to combat the winter blues, i've been making hearty soups and soda breads. there is something therapeutic about whipping up a loaf of multi-grain irish soda bread, when the cold wind is voicing it's opinion against our single pane windows. the added warmth of the oven is always welcomed. i've started making soda breads because i seem to have less and less time lately, so the thought of making homemade bread is out. soda bread is quick and very easy to throw together, and finishes in just about the same time as the remainder of the dinner i'm creating. it's fun the play around with the various seeds and grains that are available here at the co-op. Feel free to use whatever seeds you have on hand! Belly up!!
2 1/2 tablespoons of Each: sunflower seeds, pumpkin seeds, sesame seeds, poppy seeds, and flax seeds
1 3/4 cup whole wheat flour
2 cups unbleached all-purpose flour
2 tsp baking soda
1 tsp sea salt
1 3/4 cup buttermilk
Preheat oven to 400F. Place a rack in the center of the oven. In a small bowl combine all the seeds and set aside.
Stir all of the dry ingredients together in a large mixing bowl. Stir in all but 2 tablespoons of the seeds. Make a well in the center of the flour, pour in the buttermilk, and stir until the dough just comes together. If you need to add an extra splash of buttermilk because the dough is too dry, you can. Tip the dough out onto a lightly floured surface and knead lightly for about a minute, just long enough to pull it together into a loose ball but no longer- you need to get it into the oven while the baking soda is still doing its stuff.
Place the dough on a lightly floured baking sheet and mark it with a deep cross across the top, cutting two-thirds of the way through the loaf with a serrated knife. Brush with buttermilk and sprinkle with the remaining seeds.
Bake for 35- 40 minutes, or until the bread is golden crusted on top and bottom.

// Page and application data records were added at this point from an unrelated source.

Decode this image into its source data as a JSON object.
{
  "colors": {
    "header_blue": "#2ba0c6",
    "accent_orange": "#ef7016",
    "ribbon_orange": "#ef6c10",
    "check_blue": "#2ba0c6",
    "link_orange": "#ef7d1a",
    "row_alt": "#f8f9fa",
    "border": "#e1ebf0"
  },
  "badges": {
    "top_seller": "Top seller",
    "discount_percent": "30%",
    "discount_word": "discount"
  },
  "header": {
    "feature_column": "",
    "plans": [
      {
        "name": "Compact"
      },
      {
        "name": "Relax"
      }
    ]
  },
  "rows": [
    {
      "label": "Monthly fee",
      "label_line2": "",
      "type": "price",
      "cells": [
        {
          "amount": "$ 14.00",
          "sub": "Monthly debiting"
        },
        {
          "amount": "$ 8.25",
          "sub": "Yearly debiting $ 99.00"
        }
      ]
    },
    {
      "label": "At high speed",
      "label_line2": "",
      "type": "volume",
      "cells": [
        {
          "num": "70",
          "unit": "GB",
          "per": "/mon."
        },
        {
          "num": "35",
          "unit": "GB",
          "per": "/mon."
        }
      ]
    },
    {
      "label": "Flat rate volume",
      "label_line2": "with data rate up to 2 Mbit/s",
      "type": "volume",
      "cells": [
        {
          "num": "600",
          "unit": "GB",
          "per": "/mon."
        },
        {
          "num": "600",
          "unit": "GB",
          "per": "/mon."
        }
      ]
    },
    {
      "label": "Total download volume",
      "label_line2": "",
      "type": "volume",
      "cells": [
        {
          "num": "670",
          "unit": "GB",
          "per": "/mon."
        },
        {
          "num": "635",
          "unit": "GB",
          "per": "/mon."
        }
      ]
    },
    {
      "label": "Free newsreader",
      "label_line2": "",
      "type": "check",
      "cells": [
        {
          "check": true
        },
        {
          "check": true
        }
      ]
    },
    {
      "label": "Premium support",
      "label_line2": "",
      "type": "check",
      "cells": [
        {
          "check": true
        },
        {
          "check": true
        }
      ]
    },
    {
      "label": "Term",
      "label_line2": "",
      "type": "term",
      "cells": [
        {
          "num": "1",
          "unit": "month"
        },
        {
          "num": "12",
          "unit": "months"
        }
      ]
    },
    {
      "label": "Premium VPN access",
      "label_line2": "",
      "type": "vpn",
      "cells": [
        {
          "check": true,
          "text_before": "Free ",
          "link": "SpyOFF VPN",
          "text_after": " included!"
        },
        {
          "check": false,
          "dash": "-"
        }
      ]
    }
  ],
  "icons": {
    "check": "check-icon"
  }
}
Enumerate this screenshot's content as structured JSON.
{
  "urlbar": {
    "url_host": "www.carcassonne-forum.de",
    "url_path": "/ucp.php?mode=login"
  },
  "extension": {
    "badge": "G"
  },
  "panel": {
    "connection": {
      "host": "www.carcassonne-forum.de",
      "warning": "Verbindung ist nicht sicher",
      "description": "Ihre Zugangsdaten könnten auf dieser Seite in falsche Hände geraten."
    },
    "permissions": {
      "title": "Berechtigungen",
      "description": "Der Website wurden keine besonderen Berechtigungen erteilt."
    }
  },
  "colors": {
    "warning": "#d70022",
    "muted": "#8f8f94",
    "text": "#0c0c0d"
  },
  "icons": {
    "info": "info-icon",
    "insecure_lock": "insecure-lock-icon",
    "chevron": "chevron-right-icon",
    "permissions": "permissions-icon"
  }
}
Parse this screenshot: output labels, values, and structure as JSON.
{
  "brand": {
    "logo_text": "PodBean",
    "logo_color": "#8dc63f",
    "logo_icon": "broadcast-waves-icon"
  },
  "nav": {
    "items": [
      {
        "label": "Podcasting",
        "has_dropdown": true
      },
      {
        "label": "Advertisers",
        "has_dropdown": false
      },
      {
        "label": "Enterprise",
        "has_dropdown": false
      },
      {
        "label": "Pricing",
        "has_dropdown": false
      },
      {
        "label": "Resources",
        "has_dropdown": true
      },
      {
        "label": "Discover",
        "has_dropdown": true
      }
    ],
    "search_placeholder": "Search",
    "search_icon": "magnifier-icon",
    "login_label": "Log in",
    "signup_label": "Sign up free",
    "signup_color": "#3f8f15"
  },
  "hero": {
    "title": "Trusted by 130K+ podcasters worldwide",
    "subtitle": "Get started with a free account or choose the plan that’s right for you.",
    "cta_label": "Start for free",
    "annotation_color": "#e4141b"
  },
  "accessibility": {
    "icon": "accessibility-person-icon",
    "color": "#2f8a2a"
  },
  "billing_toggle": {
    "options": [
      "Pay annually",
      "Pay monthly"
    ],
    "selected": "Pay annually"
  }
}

*I divided this dough into two loaves, following all of the above procedures, just divided into two smaller loaves.